Go line by line through the data and copy those with the word "Drive".

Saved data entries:
——

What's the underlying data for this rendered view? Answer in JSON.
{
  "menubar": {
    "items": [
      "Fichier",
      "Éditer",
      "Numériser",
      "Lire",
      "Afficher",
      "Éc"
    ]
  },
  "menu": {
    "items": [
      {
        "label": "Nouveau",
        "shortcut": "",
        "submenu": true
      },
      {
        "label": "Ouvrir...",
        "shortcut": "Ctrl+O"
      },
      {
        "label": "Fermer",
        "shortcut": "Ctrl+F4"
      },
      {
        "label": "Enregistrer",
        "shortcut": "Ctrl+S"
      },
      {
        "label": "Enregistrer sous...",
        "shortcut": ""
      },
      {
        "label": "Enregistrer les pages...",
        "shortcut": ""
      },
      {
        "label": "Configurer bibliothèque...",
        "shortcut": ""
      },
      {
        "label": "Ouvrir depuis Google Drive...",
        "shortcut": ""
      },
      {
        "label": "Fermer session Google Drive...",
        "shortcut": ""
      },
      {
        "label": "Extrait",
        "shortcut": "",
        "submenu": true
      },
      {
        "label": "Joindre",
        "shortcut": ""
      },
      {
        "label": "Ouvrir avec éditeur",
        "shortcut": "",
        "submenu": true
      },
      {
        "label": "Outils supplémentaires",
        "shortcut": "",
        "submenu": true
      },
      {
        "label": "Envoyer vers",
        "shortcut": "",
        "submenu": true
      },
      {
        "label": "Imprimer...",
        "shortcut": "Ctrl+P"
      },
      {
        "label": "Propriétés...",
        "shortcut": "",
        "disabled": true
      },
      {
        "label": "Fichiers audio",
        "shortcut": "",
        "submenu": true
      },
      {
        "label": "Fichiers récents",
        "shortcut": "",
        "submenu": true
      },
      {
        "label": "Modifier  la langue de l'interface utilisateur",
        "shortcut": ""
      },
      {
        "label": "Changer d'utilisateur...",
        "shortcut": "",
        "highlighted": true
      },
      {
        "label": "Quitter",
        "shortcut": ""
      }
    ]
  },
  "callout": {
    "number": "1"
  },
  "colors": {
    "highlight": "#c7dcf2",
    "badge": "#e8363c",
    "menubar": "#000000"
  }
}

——

**Answer to the exercise:**
        "label": "Ouvrir depuis Google Drive...",
        "label": "Fermer session Google Drive...",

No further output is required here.